A clean energy breakthrough could unlock the zero-emissions plane
This new approach to hydrogen creation could help create greener technologies where we need them the most.
Hydrogen is necessary for everything from our own body’s chemistry to creating fuels that move us, but the creation and capture of hydrogen gas has long relied on fossil fuel refining that clogs the air we breathe. That could soon change, new research shows.
Scientists reported Monday on an electrolysis process that does away with the costly, precious metal catalysts as tools to create electric current that forcibly separates water into its respective parts: Hydrogen (H) and Oxygen (O^^2.) Instead, their research replaces those costly metals with finely ground, black nanoparticles of cobalt phosphide to achieve the same effect. The researchers say this is the first time such a catalyst has been rigorously proven to work in a commercial setting as well as a laboratory one, creating hydrogen gas that lasted for 1,700 hours. Their work was published by the journal Nature Nanotechnology.
The team’s leader, Thomas Jaramillo, director of the SUNCAT Center for Interface Science and Catalysis, said in a statement released alongside the paper that this sort of innovation will be “massively important” for enabling more sustainable ways to use this fuel source.
“Hydrogen gas is a massively important industrial chemical for making fuel and fertilizer, among other things,” said Jaramillo. “It’s also a clean, high-energy-content molecule that can be used in fuel cells or to store energy generated by variable power sources, like solar and wind. But most of the hydrogen produced today is made with fossil fuels, adding to the level of CO2 in the atmosphere.
“We need a cost-effective way to produce it with clean energy.”
Graduate researcher McKenzie Hubert says the team tested that finely ground, black nanoparticles of cobalt phosphide under challenging circumstances that included jumping from 1 cm^2 lab-scale experiments to a commercial-scale 86 cm^2 one order to see how the material would perform outside of ideal laboratory conditions and for larger, industrial-scale technologies.

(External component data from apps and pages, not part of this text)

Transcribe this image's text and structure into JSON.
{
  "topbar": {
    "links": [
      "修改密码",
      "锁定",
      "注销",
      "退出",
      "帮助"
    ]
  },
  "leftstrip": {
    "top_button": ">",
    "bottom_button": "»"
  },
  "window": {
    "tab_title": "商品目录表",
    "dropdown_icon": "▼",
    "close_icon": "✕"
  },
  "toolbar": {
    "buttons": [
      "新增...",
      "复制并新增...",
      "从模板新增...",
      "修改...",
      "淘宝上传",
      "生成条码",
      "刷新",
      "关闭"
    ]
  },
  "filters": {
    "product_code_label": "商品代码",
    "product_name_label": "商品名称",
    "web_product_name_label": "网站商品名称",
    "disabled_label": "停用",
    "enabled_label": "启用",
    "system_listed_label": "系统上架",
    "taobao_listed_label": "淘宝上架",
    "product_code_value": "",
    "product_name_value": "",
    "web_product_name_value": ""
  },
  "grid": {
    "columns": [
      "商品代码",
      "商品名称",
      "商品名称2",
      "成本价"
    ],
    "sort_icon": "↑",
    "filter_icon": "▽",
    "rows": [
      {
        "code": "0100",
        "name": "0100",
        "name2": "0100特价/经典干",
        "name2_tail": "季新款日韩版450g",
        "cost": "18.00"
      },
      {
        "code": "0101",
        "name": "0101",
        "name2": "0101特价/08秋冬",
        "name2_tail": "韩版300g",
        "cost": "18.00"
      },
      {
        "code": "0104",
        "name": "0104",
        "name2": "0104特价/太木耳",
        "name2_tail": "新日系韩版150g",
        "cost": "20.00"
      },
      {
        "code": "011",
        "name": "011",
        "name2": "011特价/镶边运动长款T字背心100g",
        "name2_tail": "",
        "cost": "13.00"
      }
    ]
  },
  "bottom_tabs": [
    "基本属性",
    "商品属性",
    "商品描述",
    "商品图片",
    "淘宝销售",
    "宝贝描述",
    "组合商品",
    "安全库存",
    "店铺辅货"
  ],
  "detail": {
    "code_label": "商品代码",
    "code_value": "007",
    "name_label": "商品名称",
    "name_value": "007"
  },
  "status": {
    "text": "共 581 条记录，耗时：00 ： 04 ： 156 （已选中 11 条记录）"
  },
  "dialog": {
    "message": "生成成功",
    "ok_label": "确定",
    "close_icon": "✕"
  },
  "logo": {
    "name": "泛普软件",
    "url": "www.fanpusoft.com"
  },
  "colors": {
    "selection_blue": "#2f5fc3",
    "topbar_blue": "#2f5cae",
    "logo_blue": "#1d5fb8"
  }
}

Despite its initial promising performance, the researchers say they still need to look into how this catalyst will continue to perform as they scale it up to commercial needs, because as of the study, the powder is ground and baked by hand. But, the promising price reduction this approach offers could help make it possible for hydrogen fuel creation to go greener and benefit large technologies that have not yet been able to access such options, including transportation systems like planes.
Planes have been looked at more critically in recent years as studies have found that the aviation industry bellows out two percent of global CO^^2 emissions annually — equaling roughly 859 million tonnes. According to the International Air Transport Association, passenger numbers are expected to double from present rates to 8.2 billion a year by 2037.
But in 2010 the BBC declared the end of hydrogen-based planes, in part due to their creation of CO^^2 in the hydrogen-making process as untenable.
“We need a source of electricity to make hydrogen that does not emit CO^^2, and there are not many of those around,” professor Ian Poll, head of technology for the UK government-funded sustainable aviation Omega organization, told the BBC.
The better approach to electrolysis, as Jaramillo’s team achieved, could present an option to answer just that problem. Not only would hydrogen derived from electrolysis have drastically lower emissions and offer a stepping stone toward greener initiatives, but it could also help develop future aviation technologies as well.
In addition to ideas like CO^^2 recycling planes, technologists such as Elon Musk have floated ideas for planes powered by rechargeable batteries. But Thierry Marin-Martinod, aerospace and defense chief technology officer for TE Connectivity, told Inverse in July that batteries would likely be seen only on single passenger planes for the time being as a restriction of the batteries’ weight.
However, Marin-Martinod mentions that alternatives to lithium-Ion batteries, such as fuel cells, could also be on the rise — a technology that greener hydrogen would also help fuel with “little to no emissions,” according to the Stanford team.
But while those technologies mature, adapting to current aviation systems and technologies in the meantime seems like the path of least resistance. Creating cheap, green alternatives for fuel generation could be an effective way to start changing the aviation industry’s practices in what has previously been untapped green potential.
Read the abstract below:
We demonstrate the translation of a low cost, non-precious metal cobalt phosphide (CoP) catalyst from 1 cm2 lab-scale experiments to a commercial-scale 86 cm2 polymer electrolyte membrane (PEM) electrolyser. A 2-step bulk synthesis was adopted to produce CoP on a high surface area carbon support that was readily integrated into an industrial PEM electrolyser fabrication process. The performance of the CoP was compared head-to-head with a platinum-based PEM under the same operating conditions (400 psi, 50 °C). CoP was found to be active and stable, operating at 1.86 A.cm-2 for >1700 hours of continuous hydrogen production while providing substantial material cost savings relative to platinum. This work illustrates a potential pathway for non-precious hydrogen evolution catalysts developed in past decades to translate to commercial applications.